April 3rd – 1) Fans of rock photography had a chance to see (and own) a display of examples of some of the best-known photo images in rock and roll history at the Joel Brodsky exhibition at the Morrison Hotel Gallery in NYC that was on display until April 14th. Although Brodsky passed away in 2007, his widow Valerie has worked hard to produce a series of art prints of some of his best-known works, including what is perhaps his best-known photo – that of The Doors’ lead singer Jim Morrison in what has become known as the “American Poet” pose that was included on the cover for the band’s debut album in 1967. With over 400 album cover images to his name, it is no wonder that writer Chris Sommerfeldt (in an article written recently for the Resource Online site) was impressed when he found himself surrounded by some of the most amazing examples of rock photography ever put on display – http://resourcemagonline.com/2015/03/fire-lower-east-side-joel-brodsky/50200/

2) Designer Paula Scher’s portfolio of well-known album cover images is truly impressive but, with hundreds of covers to her credit, even she admits that there were some projects that were better-done than others.

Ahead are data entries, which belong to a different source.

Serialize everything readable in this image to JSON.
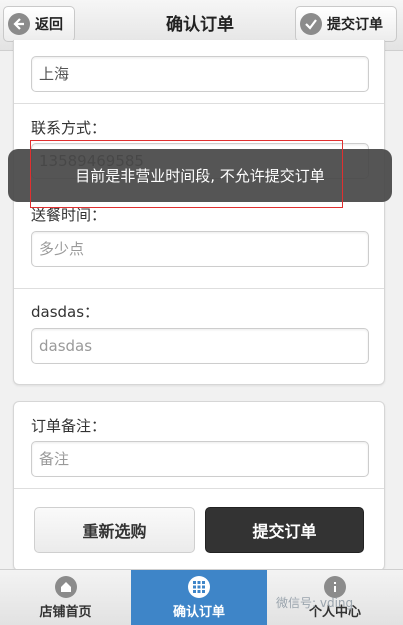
{
  "header": {
    "back_label": "返回",
    "title": "确认订单",
    "submit_label": "提交订单"
  },
  "form": {
    "address_value": "上海",
    "contact_label": "联系方式：",
    "contact_value": "13589469585",
    "delivery_time_label": "送餐时间：",
    "delivery_time_placeholder": "多少点",
    "custom_label": "dasdas：",
    "custom_placeholder": "dasdas",
    "remark_label": "订单备注：",
    "remark_placeholder": "备注"
  },
  "actions": {
    "reset_label": "重新选购",
    "submit_label": "提交订单"
  },
  "toast": {
    "message": "目前是非营业时间段, 不允许提交订单"
  },
  "nav": {
    "items": [
      {
        "label": "店铺首页",
        "icon": "home-icon"
      },
      {
        "label": "确认订单",
        "icon": "grid-icon",
        "active": true
      },
      {
        "label": "个人中心",
        "icon": "info-icon"
      }
    ]
  },
  "watermark": "微信号: vding",
  "colors": {
    "accent": "#3e85c8",
    "toast_bg": "#464646",
    "primary_button": "#333333"
  }
}
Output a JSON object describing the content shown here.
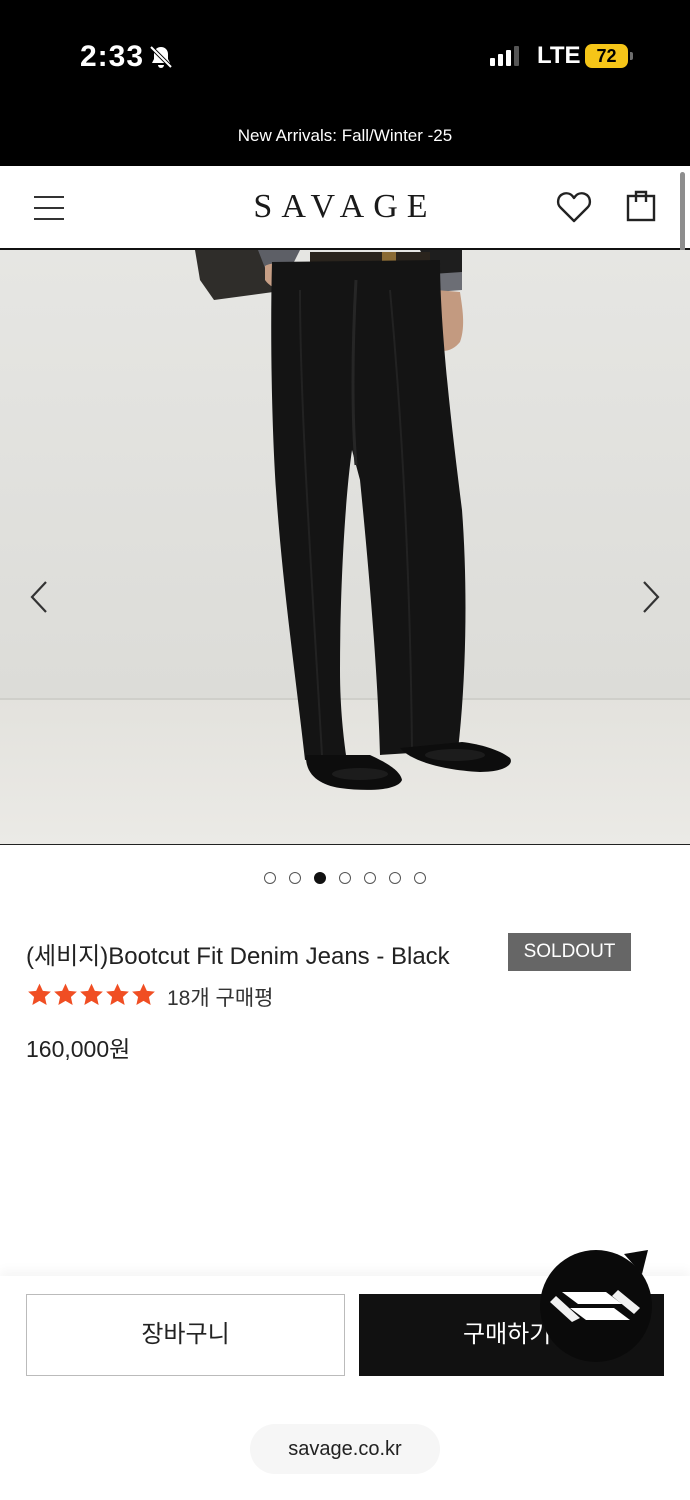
{
  "status_bar": {
    "time": "2:33",
    "network": "LTE",
    "battery": "72"
  },
  "promo": {
    "text": "New Arrivals: Fall/Winter -25"
  },
  "header": {
    "logo": "SAVAGE"
  },
  "gallery": {
    "total_images": 7,
    "active_index": 2
  },
  "product": {
    "name": "(세비지)Bootcut Fit Denim Jeans - Black",
    "badge": "SOLDOUT",
    "rating": 5,
    "rating_max": 5,
    "reviews": "18개 구매평",
    "price": "160,000원"
  },
  "actions": {
    "cart_label": "장바구니",
    "buy_label": "구매하기"
  },
  "browser": {
    "url": "savage.co.kr"
  },
  "colors": {
    "star": "#f04e23",
    "badge_bg": "#666666",
    "buy_bg": "#111111"
  },
  "icons": [
    "bell-slash-icon",
    "signal-icon",
    "menu-icon",
    "heart-icon",
    "shopping-bag-icon",
    "chevron-left-icon",
    "chevron-right-icon",
    "star-icon",
    "chat-icon"
  ]
}
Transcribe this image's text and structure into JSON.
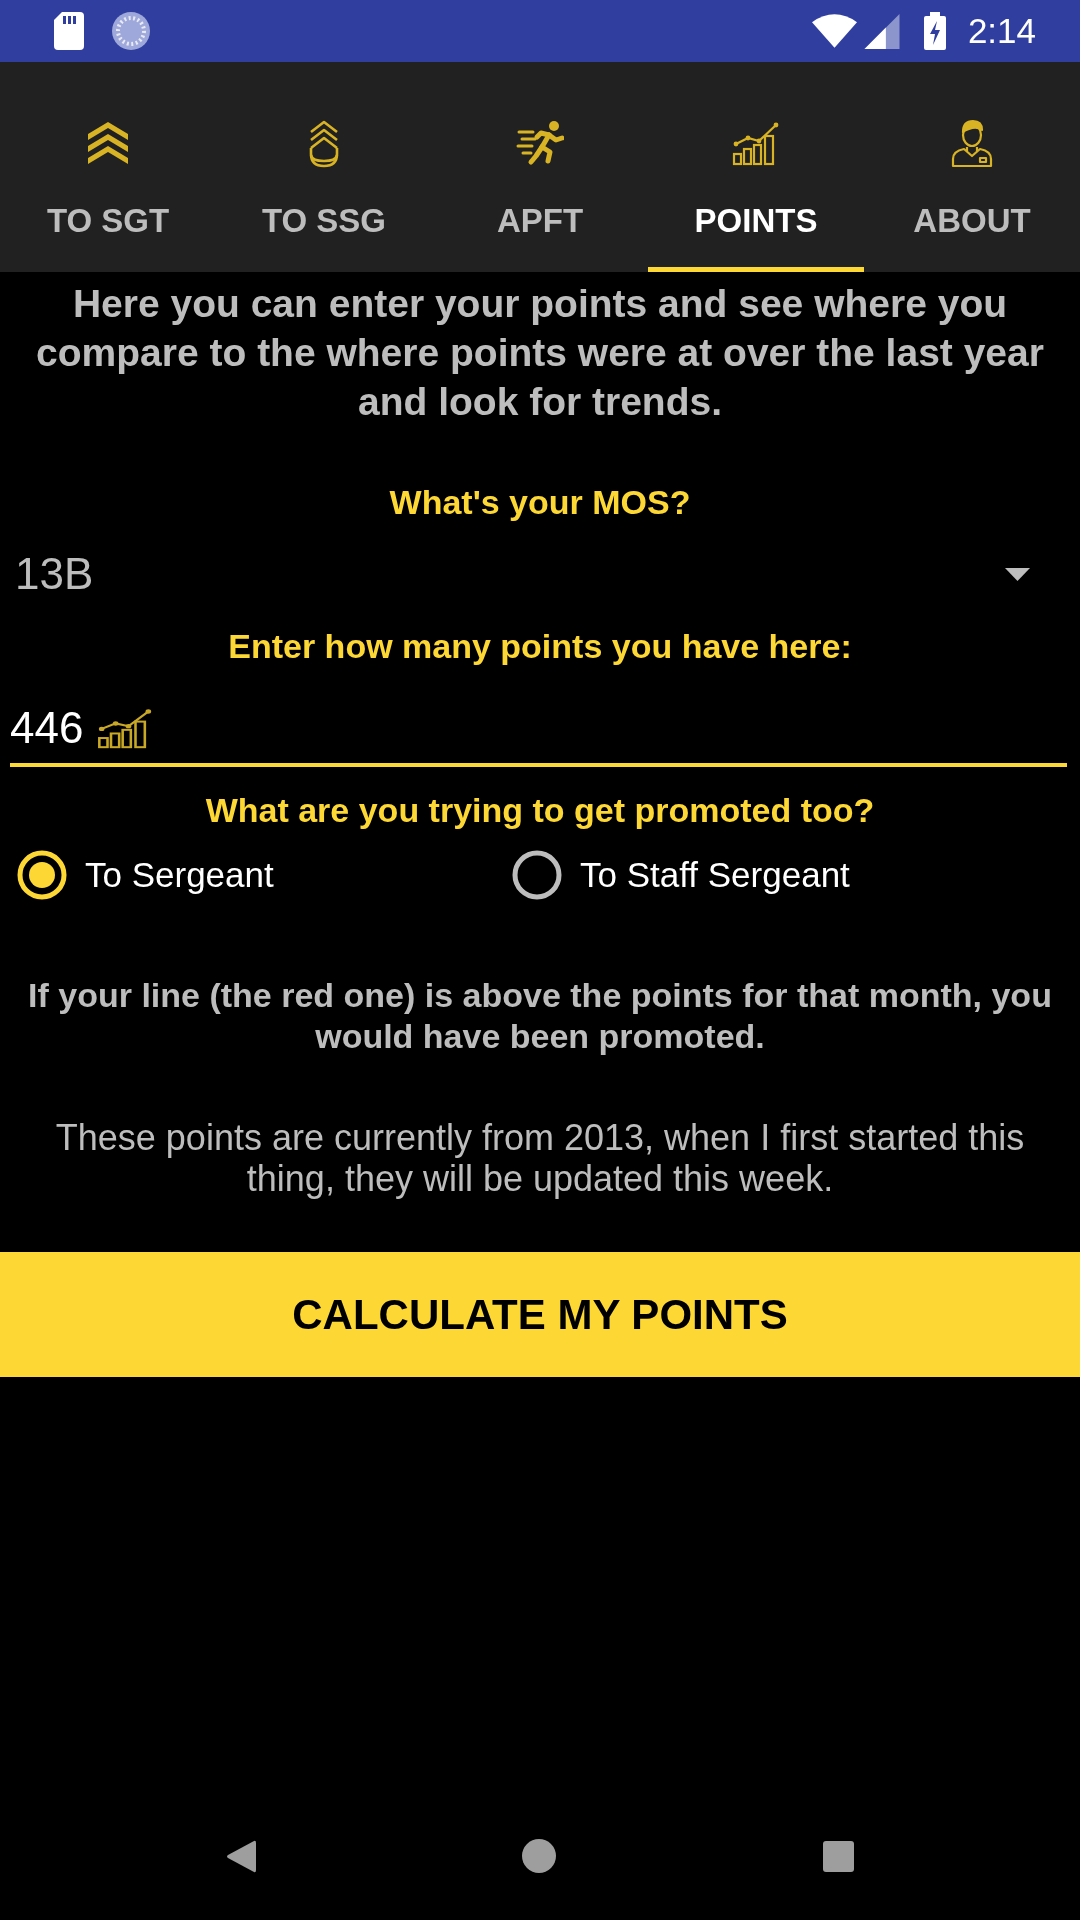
{
  "status_bar": {
    "time": "2:14"
  },
  "tabs": [
    {
      "label": "TO SGT",
      "kind": "chevrons",
      "selected": false
    },
    {
      "label": "TO SSG",
      "kind": "rocker",
      "selected": false
    },
    {
      "label": "APFT",
      "kind": "runner",
      "selected": false
    },
    {
      "label": "POINTS",
      "kind": "chart",
      "selected": true
    },
    {
      "label": "ABOUT",
      "kind": "person",
      "selected": false
    }
  ],
  "intro": "Here you can enter your points and see where you compare to the where points were at over the last year and look for trends.",
  "mos": {
    "label": "What's your MOS?",
    "value": "13B"
  },
  "points": {
    "label": "Enter how many points you have here:",
    "value": "446"
  },
  "promotion": {
    "label": "What are you trying to get promoted too?",
    "options": [
      {
        "label": "To Sergeant",
        "selected": true
      },
      {
        "label": "To Staff Sergeant",
        "selected": false
      }
    ]
  },
  "notes": [
    {
      "text": "If your line (the red one) is above the points for that month, you would have been promoted.",
      "kind": "bold"
    },
    {
      "text": "These points are currently from 2013, when I first started this thing, they will be updated this week.",
      "kind": "plain"
    }
  ],
  "button": {
    "label": "CALCULATE MY POINTS"
  }
}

It is surprising to find out, though, that one of rock music’s best-known cover images – that being the fleet of flying guitar-shaped ships found on the illustration Ms. Scher and Roger Huyssen developed for Boston’s debut LP – is, in her opinion, “a mediocre piece of work” (!!). Writing for The Atlantic‘s web site, art/music historian Steven Heller gives us the story about how this work was created and, regardless of its creator’s feelings about it, continues to be (39 years later) an important icon of the band and the era they launched their careers in – http://www.theatlantic.com/entertainment/archive/2015/03/the-immortality-of-the-more-than-a-feeling-cover/388739/

3) While we in the Western World are typically free to view – and then respond to – the works of art featured on our favorite music recordings, that is not the case in some countries around the world and, in James Gordon’s recent piece written for the U.K.’s Daily Mail site, we’re given a chance to see how the covers for recent releases by some of the most-popular musical acts in the world have been made “more palatable” for consumers in the Middle East and parts of Asia. You’ll find examples of before/after artwork for Christina Aguilera, Mariah Carey, Lady Gaga, Madonna, Kylie Minogue and Katy Perry and learn about the efforts by local censors to save the sensitive eyeballs of their local constituents from burning in wherever they go locally to burn – http://www.dailymail.co.uk/femail/article-3011459/Record-companies-censor-sexy-album-covers-sold-Middle-East-not-offend-religious-beliefs.html

April 2nd – Happy to (finally!) be announcing the publication of my newest interview featuring Susan Archie, one of this year’s Grammy winners in the packaging categories. If you haven’t yet seen the product package that Susan and her fellow team members produced for The Rise & Fall Of Paramount Records, Volume One (1917-27), released by Third Man Records/Revenant Records, “you ain’t seen nothing yet!” This was most-certainly a labor of love for everyone that participated in the project – how else can you explain the amazing details and information you get in the set (which comes packaged in a hand-tooled walnut case!)?

I’d like to thank Susan for her time and patience as we worked together to provide music packaging/cover art fans with a most-compelling tale about an effort to bring collectors a box set unlike any you’ve ever seen – enjoy the story and, if you feel like sharing, please do…

https://albumcoverhalloffame.wordpress.com/2015/04/02/interview-with-susan-archie-2015-grammy-award-winning-designer/

That’s all for now – look for updates every week day on our news feed – https://www.facebook.com/AlbumCoverHallOfFame – we’ll be back next month with another summary for you.